Lelyveld says that Gandhiji was a man of many causes, but the cause of Hindu-Muslim unity was closest to his heart, possibly as close as that of Swaraj which later morphed into the demand for independence. Gandhiji always had a close relationship with Muslims. His initial clients in South Africa were mainly Muslims and the first agitation he launched after returning to India was the Khilafat movement through which he hoped to create Hindu-Muslim unity. During the partition riots, Gandhiji’s presence in Noakhali helped reduce tensions and fewer people died than would have if he hadn’t been there. This despite the fact that for most of his time at Noakhali, Gandhiji was shunned by local Muslims. Muslims demanded that Gandhiji should go to Bihar where Hindus were slaughtering Muslims. Gandhiji himself wanted to go to Punjab where large scale massacres were taking place. Just before partition Gandhiji managed brief trips to Patna and Lahore, but rushed back towards Noakhali to keep his promise to be there for 15 August. He never made it to Noakhali since Calcutta needed him more. Everyone seemed to want Gandhiji to be with them as riots engulfed Northern India. After independence, and after preventing what could have been horrendous bloodshed in Calcutta, Gandhiji went to Delhi and there he continued to perform his magic till Godse’s bullets claimed him. Could Gandhiji have managed his itinerary better or more effectively? Should he have gone to the Punjab rather than stay in Delhi? Don’t look to Lelyveld for an answer.
I found Lelyveld’s neutrality on every issue tolerable and at times even comforting, except when he talks of Gandhiji’s experiments (on a mattress) with his seventeen year old grandniece Manu. Not only does it appear (to me) that Gandhiji groomed Manu through correspondence to join him, it also appears that Gandhiji knew full well that the outside world would look at his experiments with askance, though he did talk about them freely. Why else would he send a telegram to Manu’s father, his nephew, on the lines of “If you and Manu sincerely anxious for her to be with me at your risk, you can bring her,” even though it was his idea in the first place? I found it inexcusable for Lelyveld to not to be outraged. I was. Instead, Lelyveld merely comments that “the telegram to her father was oddly worded” Lelyveld goes on to say that “Gandhi made it sound as if he were giving in to the wishes of father and daughter. In fact, he’d planted the idea himself and cultivated it in an epistolary campaign spanning months.” Is Lelyveld flat monotone a form of sarcasm? Lelyveld has titled his work 'Great Soul'. Is that meant to be tongue-in-cheek? I don’t know.
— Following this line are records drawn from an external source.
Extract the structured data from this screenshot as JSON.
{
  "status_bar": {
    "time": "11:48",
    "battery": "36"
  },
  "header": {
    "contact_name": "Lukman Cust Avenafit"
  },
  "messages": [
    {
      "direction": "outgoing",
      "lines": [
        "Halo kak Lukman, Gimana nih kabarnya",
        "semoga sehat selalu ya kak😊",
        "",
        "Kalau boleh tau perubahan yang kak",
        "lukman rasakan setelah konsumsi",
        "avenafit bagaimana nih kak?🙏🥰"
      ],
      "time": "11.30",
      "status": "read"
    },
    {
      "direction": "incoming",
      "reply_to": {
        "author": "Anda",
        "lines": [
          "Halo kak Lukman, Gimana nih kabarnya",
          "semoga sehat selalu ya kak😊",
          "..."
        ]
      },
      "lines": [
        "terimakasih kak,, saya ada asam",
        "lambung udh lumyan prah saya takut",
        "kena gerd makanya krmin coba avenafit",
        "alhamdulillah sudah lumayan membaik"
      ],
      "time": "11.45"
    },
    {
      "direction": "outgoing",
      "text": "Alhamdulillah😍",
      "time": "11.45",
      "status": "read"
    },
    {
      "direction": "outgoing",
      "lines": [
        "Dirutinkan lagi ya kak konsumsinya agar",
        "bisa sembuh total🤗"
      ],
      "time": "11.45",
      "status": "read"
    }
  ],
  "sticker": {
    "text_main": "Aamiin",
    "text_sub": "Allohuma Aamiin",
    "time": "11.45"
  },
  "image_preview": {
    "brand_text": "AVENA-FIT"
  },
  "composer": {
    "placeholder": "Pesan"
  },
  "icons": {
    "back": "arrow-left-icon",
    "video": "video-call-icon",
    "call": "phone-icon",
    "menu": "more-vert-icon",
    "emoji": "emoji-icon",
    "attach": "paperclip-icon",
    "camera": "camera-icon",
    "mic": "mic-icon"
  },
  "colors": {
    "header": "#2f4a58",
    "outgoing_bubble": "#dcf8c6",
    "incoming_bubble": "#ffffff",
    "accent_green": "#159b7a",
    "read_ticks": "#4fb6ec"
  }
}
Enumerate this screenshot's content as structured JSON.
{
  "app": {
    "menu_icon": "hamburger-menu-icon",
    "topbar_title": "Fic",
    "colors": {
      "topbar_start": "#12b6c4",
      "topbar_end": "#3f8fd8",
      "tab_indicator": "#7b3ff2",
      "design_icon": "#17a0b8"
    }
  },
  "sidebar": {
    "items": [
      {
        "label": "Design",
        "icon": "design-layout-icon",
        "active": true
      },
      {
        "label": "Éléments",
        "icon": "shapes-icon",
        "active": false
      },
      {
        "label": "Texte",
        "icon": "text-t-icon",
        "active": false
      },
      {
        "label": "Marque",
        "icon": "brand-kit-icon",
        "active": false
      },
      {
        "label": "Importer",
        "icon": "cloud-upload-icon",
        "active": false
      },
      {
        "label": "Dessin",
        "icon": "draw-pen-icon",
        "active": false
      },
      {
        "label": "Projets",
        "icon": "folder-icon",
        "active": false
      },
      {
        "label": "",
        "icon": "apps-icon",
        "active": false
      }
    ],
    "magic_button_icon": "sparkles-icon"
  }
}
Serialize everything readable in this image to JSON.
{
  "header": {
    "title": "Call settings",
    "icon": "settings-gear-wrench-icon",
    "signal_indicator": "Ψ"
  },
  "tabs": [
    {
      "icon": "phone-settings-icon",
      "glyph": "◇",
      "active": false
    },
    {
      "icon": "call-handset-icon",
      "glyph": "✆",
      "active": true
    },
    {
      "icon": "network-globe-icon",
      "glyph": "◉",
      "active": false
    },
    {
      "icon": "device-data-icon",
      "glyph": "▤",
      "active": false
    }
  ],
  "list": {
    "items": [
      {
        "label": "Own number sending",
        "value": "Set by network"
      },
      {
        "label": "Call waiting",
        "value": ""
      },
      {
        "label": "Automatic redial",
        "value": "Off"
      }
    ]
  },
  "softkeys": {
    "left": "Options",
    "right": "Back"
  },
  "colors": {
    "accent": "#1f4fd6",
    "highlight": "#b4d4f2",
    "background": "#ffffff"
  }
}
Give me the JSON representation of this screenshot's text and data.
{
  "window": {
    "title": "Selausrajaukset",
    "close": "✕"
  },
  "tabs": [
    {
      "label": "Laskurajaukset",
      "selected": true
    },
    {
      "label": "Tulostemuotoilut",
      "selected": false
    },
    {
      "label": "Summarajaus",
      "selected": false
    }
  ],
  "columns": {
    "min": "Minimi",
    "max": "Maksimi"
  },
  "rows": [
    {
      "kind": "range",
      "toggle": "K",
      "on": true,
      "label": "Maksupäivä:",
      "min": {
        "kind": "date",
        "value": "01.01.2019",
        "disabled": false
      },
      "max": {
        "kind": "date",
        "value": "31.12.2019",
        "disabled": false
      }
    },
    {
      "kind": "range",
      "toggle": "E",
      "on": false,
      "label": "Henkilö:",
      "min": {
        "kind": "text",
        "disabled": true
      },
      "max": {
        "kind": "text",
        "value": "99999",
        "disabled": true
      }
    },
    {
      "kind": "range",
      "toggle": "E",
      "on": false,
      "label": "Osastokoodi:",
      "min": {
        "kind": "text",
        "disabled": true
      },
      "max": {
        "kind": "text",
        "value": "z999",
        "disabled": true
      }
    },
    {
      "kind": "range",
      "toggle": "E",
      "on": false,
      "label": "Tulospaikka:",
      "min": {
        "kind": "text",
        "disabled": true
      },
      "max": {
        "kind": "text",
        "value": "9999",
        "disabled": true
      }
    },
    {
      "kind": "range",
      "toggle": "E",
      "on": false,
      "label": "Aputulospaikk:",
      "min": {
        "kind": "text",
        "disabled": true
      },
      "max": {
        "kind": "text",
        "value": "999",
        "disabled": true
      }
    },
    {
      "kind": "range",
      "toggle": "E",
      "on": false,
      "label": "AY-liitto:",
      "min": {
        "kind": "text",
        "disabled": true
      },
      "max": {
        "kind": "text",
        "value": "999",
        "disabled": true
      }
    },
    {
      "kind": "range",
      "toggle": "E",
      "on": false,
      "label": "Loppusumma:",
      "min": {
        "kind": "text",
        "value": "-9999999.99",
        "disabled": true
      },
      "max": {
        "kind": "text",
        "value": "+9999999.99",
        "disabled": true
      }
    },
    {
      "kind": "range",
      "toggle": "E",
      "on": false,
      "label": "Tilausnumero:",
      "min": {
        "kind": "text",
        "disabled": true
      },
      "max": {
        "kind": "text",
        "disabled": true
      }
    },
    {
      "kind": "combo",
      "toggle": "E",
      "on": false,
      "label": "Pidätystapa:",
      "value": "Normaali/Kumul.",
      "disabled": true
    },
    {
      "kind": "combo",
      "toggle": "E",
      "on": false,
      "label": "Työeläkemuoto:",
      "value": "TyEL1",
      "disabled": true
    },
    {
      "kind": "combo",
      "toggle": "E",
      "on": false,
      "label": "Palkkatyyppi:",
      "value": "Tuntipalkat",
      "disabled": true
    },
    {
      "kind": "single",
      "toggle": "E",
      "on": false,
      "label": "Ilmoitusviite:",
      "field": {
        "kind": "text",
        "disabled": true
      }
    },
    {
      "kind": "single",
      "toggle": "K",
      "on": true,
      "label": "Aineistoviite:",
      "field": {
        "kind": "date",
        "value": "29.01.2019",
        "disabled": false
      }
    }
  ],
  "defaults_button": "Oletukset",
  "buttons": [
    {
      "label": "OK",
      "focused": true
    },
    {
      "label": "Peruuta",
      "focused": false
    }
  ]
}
Have Gandhiji’s teachings on ahimsa and non-violence made a difference to the contemporary world? Lelyveld does not offer a conclusive answer though he plants evidence on both sides of the argument. Lelyveld tells us of a visit (during the apartheid era, 18 years after Gandhiji’s death) to the remains of the Phoenix Settlement in South Africa where a trustee of the settlement told him that “Passive resistance doesn’t have a chance against this government. It’s too brutal and persevering.” Lelyveld also tells us about a memorial ceremony held in the year 2009 in Dacca, Bangladesh, where Hindus and Muslims took part and Christian, Muslim and Hindu songs were sung.
On the whole this is a very good book for anyone curious to know more about Gandhiji, but at the end, the reader ends up with more questions than at the beginning.